◆ Your goal
Copy every entry verbatim and skip the pictures.

◆ Data extracts
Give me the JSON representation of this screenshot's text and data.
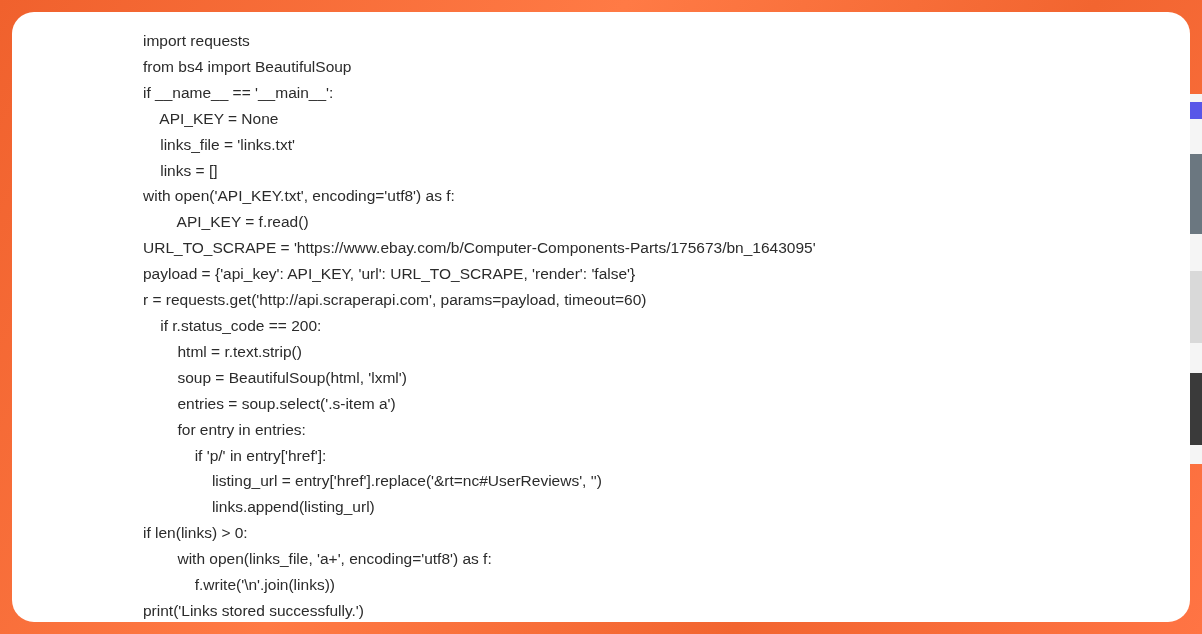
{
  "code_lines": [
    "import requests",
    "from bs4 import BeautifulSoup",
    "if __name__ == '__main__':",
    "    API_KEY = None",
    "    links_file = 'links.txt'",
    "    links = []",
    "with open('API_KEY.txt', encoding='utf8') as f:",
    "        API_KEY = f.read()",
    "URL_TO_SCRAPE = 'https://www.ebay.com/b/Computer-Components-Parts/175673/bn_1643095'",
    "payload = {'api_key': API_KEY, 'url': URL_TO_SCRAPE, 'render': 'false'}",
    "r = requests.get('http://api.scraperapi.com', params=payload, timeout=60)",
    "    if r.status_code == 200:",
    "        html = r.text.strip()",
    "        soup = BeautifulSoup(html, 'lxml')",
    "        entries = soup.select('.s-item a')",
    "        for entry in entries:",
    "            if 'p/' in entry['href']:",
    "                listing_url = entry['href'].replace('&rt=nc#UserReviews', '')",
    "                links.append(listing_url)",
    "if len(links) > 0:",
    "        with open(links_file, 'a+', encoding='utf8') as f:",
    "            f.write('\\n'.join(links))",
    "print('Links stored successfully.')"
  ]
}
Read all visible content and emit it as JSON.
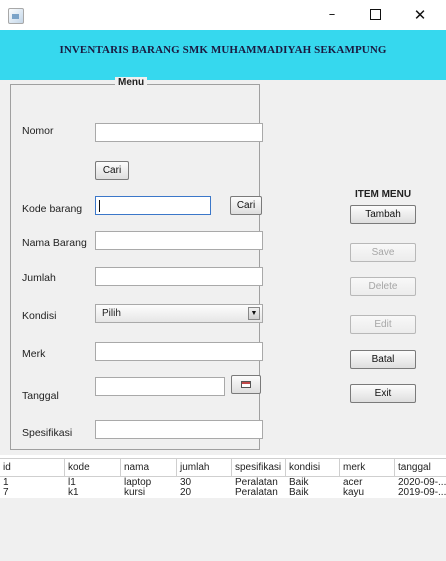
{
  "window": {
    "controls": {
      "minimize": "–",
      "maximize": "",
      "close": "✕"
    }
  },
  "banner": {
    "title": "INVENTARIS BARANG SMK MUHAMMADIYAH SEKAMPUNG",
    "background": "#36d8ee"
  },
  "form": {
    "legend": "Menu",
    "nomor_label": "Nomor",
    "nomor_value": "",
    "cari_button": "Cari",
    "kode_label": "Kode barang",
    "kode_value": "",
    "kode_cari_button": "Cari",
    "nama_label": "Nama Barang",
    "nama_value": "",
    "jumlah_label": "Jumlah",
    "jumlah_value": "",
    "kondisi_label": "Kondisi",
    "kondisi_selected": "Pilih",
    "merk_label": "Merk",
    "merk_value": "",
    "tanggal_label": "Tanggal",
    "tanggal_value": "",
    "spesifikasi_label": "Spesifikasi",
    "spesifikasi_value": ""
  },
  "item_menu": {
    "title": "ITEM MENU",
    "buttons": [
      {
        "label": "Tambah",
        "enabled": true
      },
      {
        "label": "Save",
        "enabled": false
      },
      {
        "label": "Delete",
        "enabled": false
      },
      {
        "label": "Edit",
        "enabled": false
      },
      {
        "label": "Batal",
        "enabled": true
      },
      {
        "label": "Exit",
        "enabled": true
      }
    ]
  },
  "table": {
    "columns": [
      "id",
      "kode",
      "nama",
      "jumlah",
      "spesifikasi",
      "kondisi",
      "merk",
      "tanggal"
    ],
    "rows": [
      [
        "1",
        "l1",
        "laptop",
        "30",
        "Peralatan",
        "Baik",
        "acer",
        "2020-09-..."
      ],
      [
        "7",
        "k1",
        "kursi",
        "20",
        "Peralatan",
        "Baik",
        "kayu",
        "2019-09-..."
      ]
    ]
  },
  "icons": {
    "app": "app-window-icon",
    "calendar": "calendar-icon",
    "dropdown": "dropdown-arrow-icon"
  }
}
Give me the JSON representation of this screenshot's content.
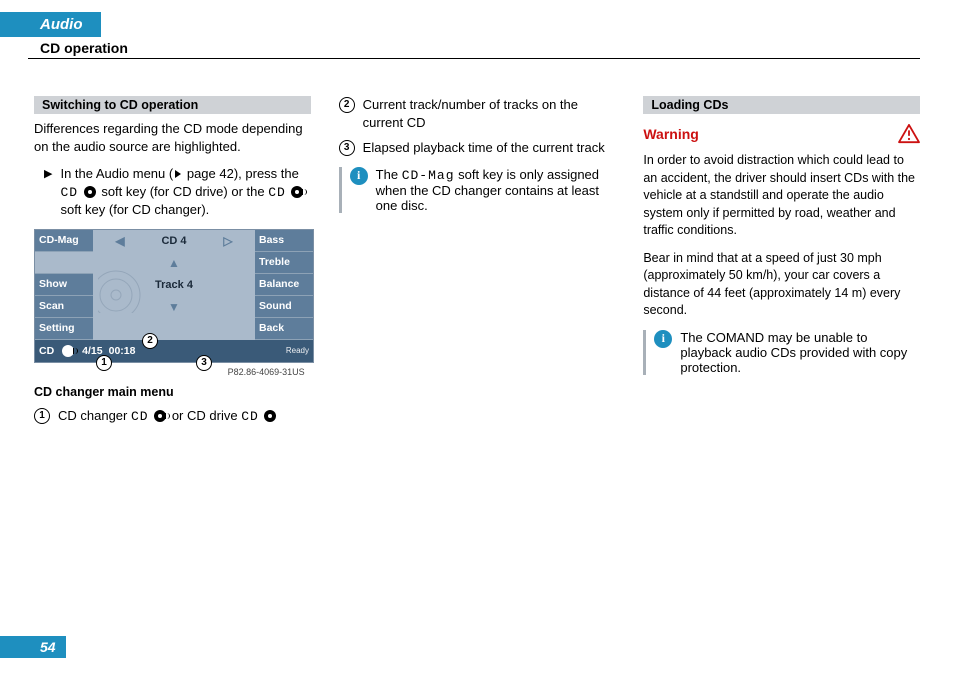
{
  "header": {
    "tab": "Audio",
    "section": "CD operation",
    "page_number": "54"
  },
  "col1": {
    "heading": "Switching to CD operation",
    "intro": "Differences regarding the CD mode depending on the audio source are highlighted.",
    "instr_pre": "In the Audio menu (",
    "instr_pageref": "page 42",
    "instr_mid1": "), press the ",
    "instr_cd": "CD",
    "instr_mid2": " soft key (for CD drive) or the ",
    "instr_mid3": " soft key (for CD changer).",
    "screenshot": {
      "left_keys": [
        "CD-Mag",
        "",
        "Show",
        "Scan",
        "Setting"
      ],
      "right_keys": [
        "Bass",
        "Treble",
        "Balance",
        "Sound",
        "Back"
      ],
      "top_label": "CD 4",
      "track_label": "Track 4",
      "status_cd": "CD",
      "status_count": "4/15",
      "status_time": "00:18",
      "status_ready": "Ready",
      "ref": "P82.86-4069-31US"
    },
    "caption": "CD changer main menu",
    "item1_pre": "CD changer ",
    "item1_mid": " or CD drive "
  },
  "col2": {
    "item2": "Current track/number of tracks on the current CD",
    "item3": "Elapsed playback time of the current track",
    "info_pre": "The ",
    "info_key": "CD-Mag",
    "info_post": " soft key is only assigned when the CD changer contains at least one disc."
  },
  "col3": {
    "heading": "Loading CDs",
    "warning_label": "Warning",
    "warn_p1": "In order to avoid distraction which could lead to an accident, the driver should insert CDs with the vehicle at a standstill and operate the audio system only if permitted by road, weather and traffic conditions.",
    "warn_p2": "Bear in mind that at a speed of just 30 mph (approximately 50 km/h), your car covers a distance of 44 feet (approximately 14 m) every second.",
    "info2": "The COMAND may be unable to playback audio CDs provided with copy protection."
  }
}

◆ Answer for the task
Give me the JSON representation of this screenshot's text and data.
{
  "code_lines": [
    "import requests",
    "from bs4 import BeautifulSoup",
    "if __name__ == '__main__':",
    "    API_KEY = None",
    "    links_file = 'links.txt'",
    "    links = []",
    "with open('API_KEY.txt', encoding='utf8') as f:",
    "        API_KEY = f.read()",
    "URL_TO_SCRAPE = 'https://www.ebay.com/b/Computer-Components-Parts/175673/bn_1643095'",
    "payload = {'api_key': API_KEY, 'url': URL_TO_SCRAPE, 'render': 'false'}",
    "r = requests.get('http://api.scraperapi.com', params=payload, timeout=60)",
    "    if r.status_code == 200:",
    "        html = r.text.strip()",
    "        soup = BeautifulSoup(html, 'lxml')",
    "        entries = soup.select('.s-item a')",
    "        for entry in entries:",
    "            if 'p/' in entry['href']:",
    "                listing_url = entry['href'].replace('&rt=nc#UserReviews', '')",
    "                links.append(listing_url)",
    "if len(links) > 0:",
    "        with open(links_file, 'a+', encoding='utf8') as f:",
    "            f.write('\\n'.join(links))",
    "print('Links stored successfully.')"
  ]
}
Read all visible content and emit it as JSON.
{
  "window": {
    "controls": {
      "minimize": "–",
      "maximize": "",
      "close": "✕"
    }
  },
  "banner": {
    "title": "INVENTARIS BARANG SMK MUHAMMADIYAH SEKAMPUNG",
    "background": "#36d8ee"
  },
  "form": {
    "legend": "Menu",
    "nomor_label": "Nomor",
    "nomor_value": "",
    "cari_button": "Cari",
    "kode_label": "Kode barang",
    "kode_value": "",
    "kode_cari_button": "Cari",
    "nama_label": "Nama Barang",
    "nama_value": "",
    "jumlah_label": "Jumlah",
    "jumlah_value": "",
    "kondisi_label": "Kondisi",
    "kondisi_selected": "Pilih",
    "merk_label": "Merk",
    "merk_value": "",
    "tanggal_label": "Tanggal",
    "tanggal_value": "",
    "spesifikasi_label": "Spesifikasi",
    "spesifikasi_value": ""
  },
  "item_menu": {
    "title": "ITEM MENU",
    "buttons": [
      {
        "label": "Tambah",
        "enabled": true
      },
      {
        "label": "Save",
        "enabled": false
      },
      {
        "label": "Delete",
        "enabled": false
      },
      {
        "label": "Edit",
        "enabled": false
      },
      {
        "label": "Batal",
        "enabled": true
      },
      {
        "label": "Exit",
        "enabled": true
      }
    ]
  },
  "table": {
    "columns": [
      "id",
      "kode",
      "nama",
      "jumlah",
      "spesifikasi",
      "kondisi",
      "merk",
      "tanggal"
    ],
    "rows": [
      [
        "1",
        "l1",
        "laptop",
        "30",
        "Peralatan",
        "Baik",
        "acer",
        "2020-09-..."
      ],
      [
        "7",
        "k1",
        "kursi",
        "20",
        "Peralatan",
        "Baik",
        "kayu",
        "2019-09-..."
      ]
    ]
  },
  "icons": {
    "app": "app-window-icon",
    "calendar": "calendar-icon",
    "dropdown": "dropdown-arrow-icon"
  }
}
Give me the JSON representation of this screenshot's content.
{
  "header": {
    "tab": "Audio",
    "section": "CD operation",
    "page_number": "54"
  },
  "col1": {
    "heading": "Switching to CD operation",
    "intro": "Differences regarding the CD mode depending on the audio source are highlighted.",
    "instr_pre": "In the Audio menu (",
    "instr_pageref": "page 42",
    "instr_mid1": "), press the ",
    "instr_cd": "CD",
    "instr_mid2": " soft key (for CD drive) or the ",
    "instr_mid3": " soft key (for CD changer).",
    "screenshot": {
      "left_keys": [
        "CD-Mag",
        "",
        "Show",
        "Scan",
        "Setting"
      ],
      "right_keys": [
        "Bass",
        "Treble",
        "Balance",
        "Sound",
        "Back"
      ],
      "top_label": "CD 4",
      "track_label": "Track 4",
      "status_cd": "CD",
      "status_count": "4/15",
      "status_time": "00:18",
      "status_ready": "Ready",
      "ref": "P82.86-4069-31US"
    },
    "caption": "CD changer main menu",
    "item1_pre": "CD changer ",
    "item1_mid": " or CD drive "
  },
  "col2": {
    "item2": "Current track/number of tracks on the current CD",
    "item3": "Elapsed playback time of the current track",
    "info_pre": "The ",
    "info_key": "CD-Mag",
    "info_post": " soft key is only assigned when the CD changer contains at least one disc."
  },
  "col3": {
    "heading": "Loading CDs",
    "warning_label": "Warning",
    "warn_p1": "In order to avoid distraction which could lead to an accident, the driver should insert CDs with the vehicle at a standstill and operate the audio system only if permitted by road, weather and traffic conditions.",
    "warn_p2": "Bear in mind that at a speed of just 30 mph (approximately 50 km/h), your car covers a distance of 44 feet (approximately 14 m) every second.",
    "info2": "The COMAND may be unable to playback audio CDs provided with copy protection."
  }
}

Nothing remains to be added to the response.